Fates and Stars.

Occasionally, I read a book that drains me.
I can't quite describe the multiple levels it drains me on. Certainly emotional, but there's something else. A sense of awe at the words that have caused whatever my reaction is, and I need to shut myself off because they're too beautiful.
After all, you can only ever read a book for the first time once, so you might as well savour it madly.

I have just read a book, and I suppose I'm writing about it now because I've not read a book in quite some time that drained me. The Fault in Our Stars.
I started this book, and I finished it falsely to begin with. I flicked. I was stressed at the time when I received it, so I didn't want to read and fall into someone else's pain, be overwhelmed with sympathy only they deserved. Selfishly, I wanted to hold onto my own mind's worries, the ones that don't matter. The ones you know don't matter.

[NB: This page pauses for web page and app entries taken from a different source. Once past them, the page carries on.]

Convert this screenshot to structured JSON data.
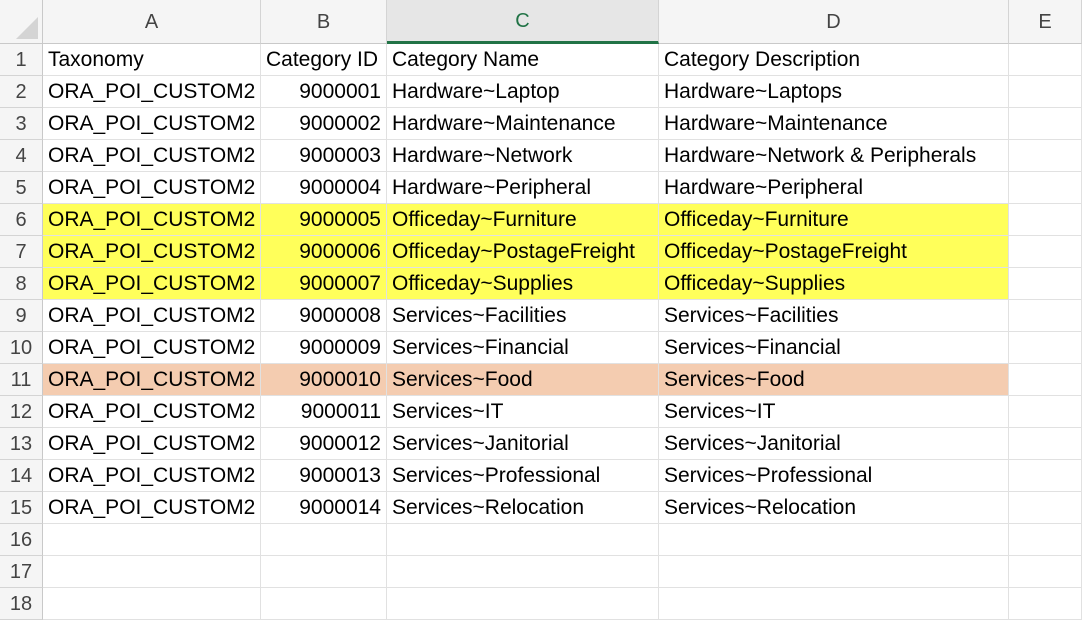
{
  "columns": [
    "A",
    "B",
    "C",
    "D",
    "E"
  ],
  "selected_column": "C",
  "row_numbers": [
    "1",
    "2",
    "3",
    "4",
    "5",
    "6",
    "7",
    "8",
    "9",
    "10",
    "11",
    "12",
    "13",
    "14",
    "15",
    "16",
    "17",
    "18"
  ],
  "colors": {
    "highlight_yellow": "#ffff5a",
    "highlight_peach": "#f4ccb0",
    "selected_header_accent": "#217346"
  },
  "rows": [
    {
      "cells": [
        "Taxonomy",
        "Category ID",
        "Category Name",
        "Category Description",
        ""
      ],
      "highlight": ""
    },
    {
      "cells": [
        "ORA_POI_CUSTOM2",
        "9000001",
        "Hardware~Laptop",
        "Hardware~Laptops",
        ""
      ],
      "highlight": ""
    },
    {
      "cells": [
        "ORA_POI_CUSTOM2",
        "9000002",
        "Hardware~Maintenance",
        "Hardware~Maintenance",
        ""
      ],
      "highlight": ""
    },
    {
      "cells": [
        "ORA_POI_CUSTOM2",
        "9000003",
        "Hardware~Network",
        "Hardware~Network & Peripherals",
        ""
      ],
      "highlight": ""
    },
    {
      "cells": [
        "ORA_POI_CUSTOM2",
        "9000004",
        "Hardware~Peripheral",
        "Hardware~Peripheral",
        ""
      ],
      "highlight": ""
    },
    {
      "cells": [
        "ORA_POI_CUSTOM2",
        "9000005",
        "Officeday~Furniture",
        "Officeday~Furniture",
        ""
      ],
      "highlight": "yellow"
    },
    {
      "cells": [
        "ORA_POI_CUSTOM2",
        "9000006",
        "Officeday~PostageFreight",
        "Officeday~PostageFreight",
        ""
      ],
      "highlight": "yellow"
    },
    {
      "cells": [
        "ORA_POI_CUSTOM2",
        "9000007",
        "Officeday~Supplies",
        "Officeday~Supplies",
        ""
      ],
      "highlight": "yellow"
    },
    {
      "cells": [
        "ORA_POI_CUSTOM2",
        "9000008",
        "Services~Facilities",
        "Services~Facilities",
        ""
      ],
      "highlight": ""
    },
    {
      "cells": [
        "ORA_POI_CUSTOM2",
        "9000009",
        "Services~Financial",
        "Services~Financial",
        ""
      ],
      "highlight": ""
    },
    {
      "cells": [
        "ORA_POI_CUSTOM2",
        "9000010",
        "Services~Food",
        "Services~Food",
        ""
      ],
      "highlight": "peach"
    },
    {
      "cells": [
        "ORA_POI_CUSTOM2",
        "9000011",
        "Services~IT",
        "Services~IT",
        ""
      ],
      "highlight": ""
    },
    {
      "cells": [
        "ORA_POI_CUSTOM2",
        "9000012",
        "Services~Janitorial",
        "Services~Janitorial",
        ""
      ],
      "highlight": ""
    },
    {
      "cells": [
        "ORA_POI_CUSTOM2",
        "9000013",
        "Services~Professional",
        "Services~Professional",
        ""
      ],
      "highlight": ""
    },
    {
      "cells": [
        "ORA_POI_CUSTOM2",
        "9000014",
        "Services~Relocation",
        "Services~Relocation",
        ""
      ],
      "highlight": ""
    },
    {
      "cells": [
        "",
        "",
        "",
        "",
        ""
      ],
      "highlight": ""
    },
    {
      "cells": [
        "",
        "",
        "",
        "",
        ""
      ],
      "highlight": ""
    },
    {
      "cells": [
        "",
        "",
        "",
        "",
        ""
      ],
      "highlight": ""
    }
  ]
}
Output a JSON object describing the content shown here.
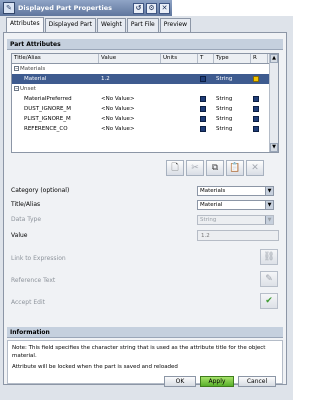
{
  "window": {
    "title": "Displayed Part Properties"
  },
  "tabs": [
    "Attributes",
    "Displayed Part",
    "Weight",
    "Part File",
    "Preview"
  ],
  "part_attributes": {
    "header": "Part Attributes",
    "columns": [
      "Title/Alias",
      "Value",
      "Units",
      "T",
      "Type",
      "R"
    ],
    "rows": [
      {
        "title": "Materials",
        "value": "",
        "units": "",
        "type": "",
        "kind": "group"
      },
      {
        "title": "Material",
        "value": "1.2",
        "units": "",
        "type": "String",
        "kind": "selected"
      },
      {
        "title": "Unset",
        "value": "",
        "units": "",
        "type": "",
        "kind": "group"
      },
      {
        "title": "MaterialPreferred",
        "value": "<No Value>",
        "units": "",
        "type": "String",
        "kind": "child"
      },
      {
        "title": "DUST_IGNORE_M",
        "value": "<No Value>",
        "units": "",
        "type": "String",
        "kind": "child"
      },
      {
        "title": "PLIST_IGNORE_M",
        "value": "<No Value>",
        "units": "",
        "type": "String",
        "kind": "child"
      },
      {
        "title": "REFERENCE_CO",
        "value": "<No Value>",
        "units": "",
        "type": "String",
        "kind": "child"
      }
    ]
  },
  "form": {
    "category_label": "Category (optional)",
    "category_value": "Materials",
    "title_label": "Title/Alias",
    "title_value": "Material",
    "data_type_label": "Data Type",
    "data_type_value": "String",
    "value_label": "Value",
    "value_value": "1.2",
    "link_label": "Link to Expression",
    "reference_label": "Reference Text",
    "accept_label": "Accept Edit"
  },
  "information": {
    "header": "Information",
    "note": "Note: This field specifies the character string that is used as the attribute title for the object material.",
    "line2": "Attribute will be locked when the part is saved and reloaded"
  },
  "buttons": {
    "ok": "OK",
    "apply": "Apply",
    "cancel": "Cancel"
  },
  "colors": {
    "selected_row": "#3e5b8f",
    "group_header": "#c5d0de",
    "apply": "#58b02a"
  }
}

Today, I read it fully.
I cried.
I have cried during one other novel, and that was during a time when I cried over the Lion King and Fantastic Four.

I don't know how to describe fully what I'm feeling after reading it, but I feel less sure of things. Less sure of what matters.
I want to curl up in my bed and sleep for days, in the hopes that I'll understand whatever it is this book has caused me to feel.
I'm silently tossing up making deals with God to let me never go through what Hazel and Augustus and Isaac did, be it as a daughter or sister or girlfriend or wife or mother or grandmother or aunt or friend, and dismissing it as a futile activity.

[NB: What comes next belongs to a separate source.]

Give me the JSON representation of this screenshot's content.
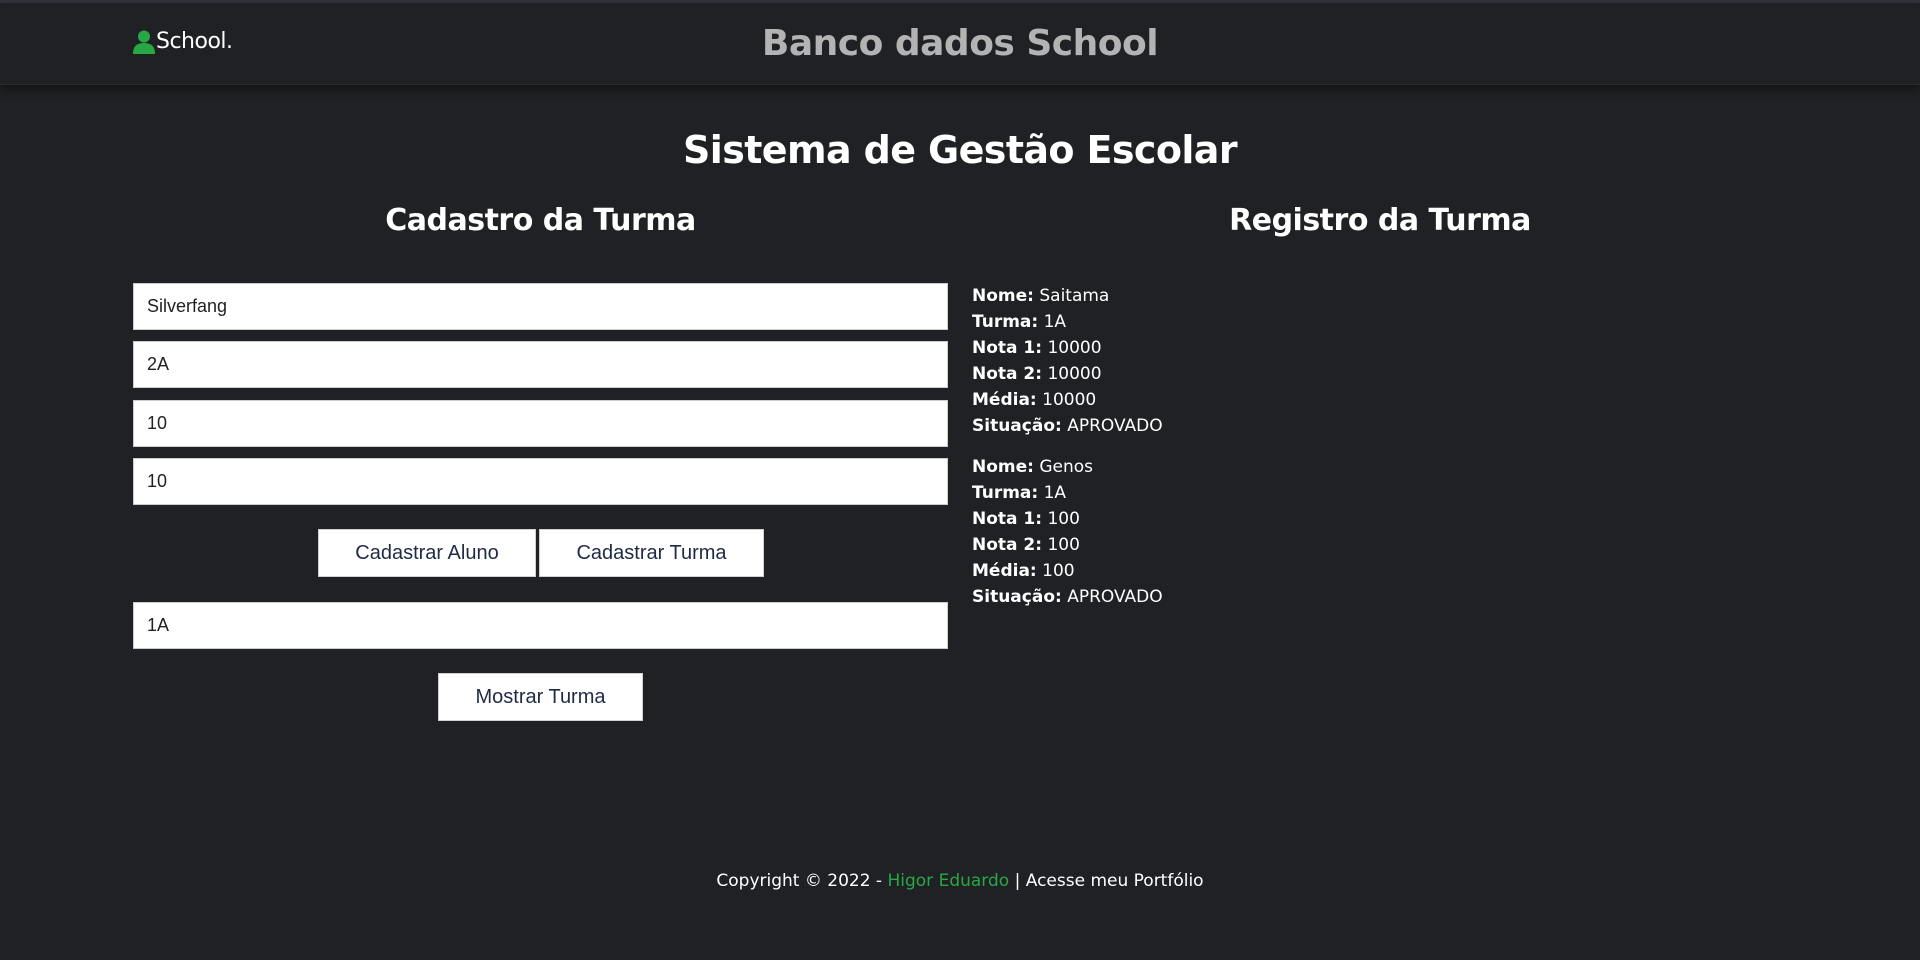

And John Green has taken my breath away again with a book, and if I write like that one day - if I drain just one person the way his words have drained me - then my words will be a success.

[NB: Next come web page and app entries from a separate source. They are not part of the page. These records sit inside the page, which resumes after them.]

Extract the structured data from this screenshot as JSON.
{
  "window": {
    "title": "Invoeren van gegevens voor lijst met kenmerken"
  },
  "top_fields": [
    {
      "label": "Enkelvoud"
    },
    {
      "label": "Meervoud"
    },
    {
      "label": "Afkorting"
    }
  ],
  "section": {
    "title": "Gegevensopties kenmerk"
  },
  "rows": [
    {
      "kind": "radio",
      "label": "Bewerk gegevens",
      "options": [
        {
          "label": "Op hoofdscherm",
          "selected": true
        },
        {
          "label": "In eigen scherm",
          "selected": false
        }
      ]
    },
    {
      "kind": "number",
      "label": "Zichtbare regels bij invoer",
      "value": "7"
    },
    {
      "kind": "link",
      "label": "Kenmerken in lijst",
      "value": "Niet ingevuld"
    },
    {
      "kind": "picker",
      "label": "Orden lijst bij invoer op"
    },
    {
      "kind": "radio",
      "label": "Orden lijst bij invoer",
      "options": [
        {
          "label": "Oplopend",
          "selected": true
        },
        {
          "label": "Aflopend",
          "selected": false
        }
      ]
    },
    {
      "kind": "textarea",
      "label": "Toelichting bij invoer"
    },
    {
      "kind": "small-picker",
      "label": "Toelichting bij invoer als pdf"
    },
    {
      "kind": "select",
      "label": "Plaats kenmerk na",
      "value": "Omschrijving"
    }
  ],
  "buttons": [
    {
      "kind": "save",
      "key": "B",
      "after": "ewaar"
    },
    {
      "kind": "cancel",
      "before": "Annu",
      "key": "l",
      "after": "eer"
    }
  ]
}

Wednesday, February 1, 2012

Book Review: A Vision of Lucy by Margaret Brownley

Feisty photographer Lucy dreams of becoming working for the local newspaper - but of course, the editor doesn't quite share her goal (in a time where women were mothers and wives, he wouldn't have been the only one). But Lucy is determined to prove his assumptions about females wrong, and sets out to take a photo of the reclusive David Wolf, the man that's had the town abuzz for months.
Lucy doesn't count on falling for this man, and he certainly didn't see himself falling either. When events collide - changing Lucy's life entirely - how will she deal with this, and how will David adjust to his new love for Lucy?

So, honestly?

I kind of liked this book.
I certainly wouldn't say I wholeheartedly loved it - it is, like most of its historical romance genre, predictable. But it drew me in, and I found that I did trot along with the storyline. It's a book that can be put down, and while the romance was beautiful, I didn't develop enough of an attachment to the characters to, say, stick out the entire novel and not skip to the end to see if my hunches were correct.
Which they were. Like I said, predictable, but not in a bad way.
If you're looking for something new, inspired and gripping - you won't find it in this book. You'll probably have a good time, as I did, but it blends in amongst a group of writers whose work is much of a muchness.

This is another BookSneeze post, where the book (ebook in this case) was provided to me for free on the proviso I blog honestly.